Do you follow the Liam school of parenting, or Jim's?
Liam is actually a pretty good Dad - enthusiastic, hands-on, young enough to understand children and solidly in love with his wife. So let's say I'm like him.
Jim is so old-school there's something Dickensian about him. But you've got to love the confidence of a dad whose catchphrase is "I'm Jim. Who the hell are you?"
Are there any lines in this series which you borrowed from real life?
No. I honestly can't think of any lines from real life which I've used in something I've written. Which either means my life is incredibly dull or I'm not paying attention, or I'm deaf.
What do you love and hate about filming in front of a live studio audience?
I love how the audience adds adrenaline to performances (hopefully without sending them over the top) and a sense of festivity.
Lots of TV critics may not like it but the audience is real people laughing at jokes because they find them funny. Very few of them are drunk, and none of them are paid to be there.
What do I hate most? Really funny warm-up men.
Do you change lines as you go, depending on audience reaction?

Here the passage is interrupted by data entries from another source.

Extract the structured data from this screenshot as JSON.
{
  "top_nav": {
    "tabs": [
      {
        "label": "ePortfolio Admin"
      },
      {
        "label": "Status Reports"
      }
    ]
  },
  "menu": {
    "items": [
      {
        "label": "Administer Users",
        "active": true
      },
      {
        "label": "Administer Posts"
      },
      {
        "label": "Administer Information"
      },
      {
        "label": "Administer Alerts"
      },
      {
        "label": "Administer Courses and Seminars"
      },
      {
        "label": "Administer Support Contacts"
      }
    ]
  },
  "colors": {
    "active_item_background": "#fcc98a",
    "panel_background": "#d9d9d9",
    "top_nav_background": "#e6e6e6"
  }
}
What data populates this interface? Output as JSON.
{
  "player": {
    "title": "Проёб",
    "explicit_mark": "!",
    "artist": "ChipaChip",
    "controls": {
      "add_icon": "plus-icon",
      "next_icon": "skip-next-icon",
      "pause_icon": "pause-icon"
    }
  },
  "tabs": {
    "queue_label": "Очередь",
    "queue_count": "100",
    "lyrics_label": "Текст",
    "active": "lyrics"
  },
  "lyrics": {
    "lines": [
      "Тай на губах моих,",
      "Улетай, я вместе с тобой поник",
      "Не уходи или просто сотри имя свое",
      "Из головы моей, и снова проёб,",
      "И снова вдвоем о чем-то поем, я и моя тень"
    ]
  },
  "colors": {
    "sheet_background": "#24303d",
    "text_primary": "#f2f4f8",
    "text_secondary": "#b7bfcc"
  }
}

I watch all the recordings from the safe haven of Mission Control, the studio gallery.
I very rarely change lines as I go because you have to have a certain level of confidence in your own work. And the audience and I sometimes disagree.
Watch a deleted scene from In With The Flynns: Introducing Kevin
You've worked across different TV genres. Do you have a favourite?
I do love half-hour sitcoms - they're short enough to be manageable but they have an accumulative power.
But I enjoy any kind of comedy writing, except on the days when it's like poking yourself in the face with a fork.
It's probably not one for hardcore fans but I like the softer Doctor Who episodes like Vincent And The Doctor.
Someone should do the episode where the Doctor meets The Beatles. I am available.
What is your current favourite comedy?
What are you working on now?
It's a good time for comedy - it's the recession, we need a laugh - so I am incredibly busy. I am working on a play for the National Theatre amongst other things.
What was the funniest moment for you in making In With The Flynns?
It's odd but in terms of gags as soon as a job is done I forget all the jokes from it.
And in terms of funny incidental moments it's hard to beat watching BBC executives seriously debating whether we can say "b******s" or not.
Comments made by writers on the BBC TV blog are their own opinions and not necessarily those of the BBC.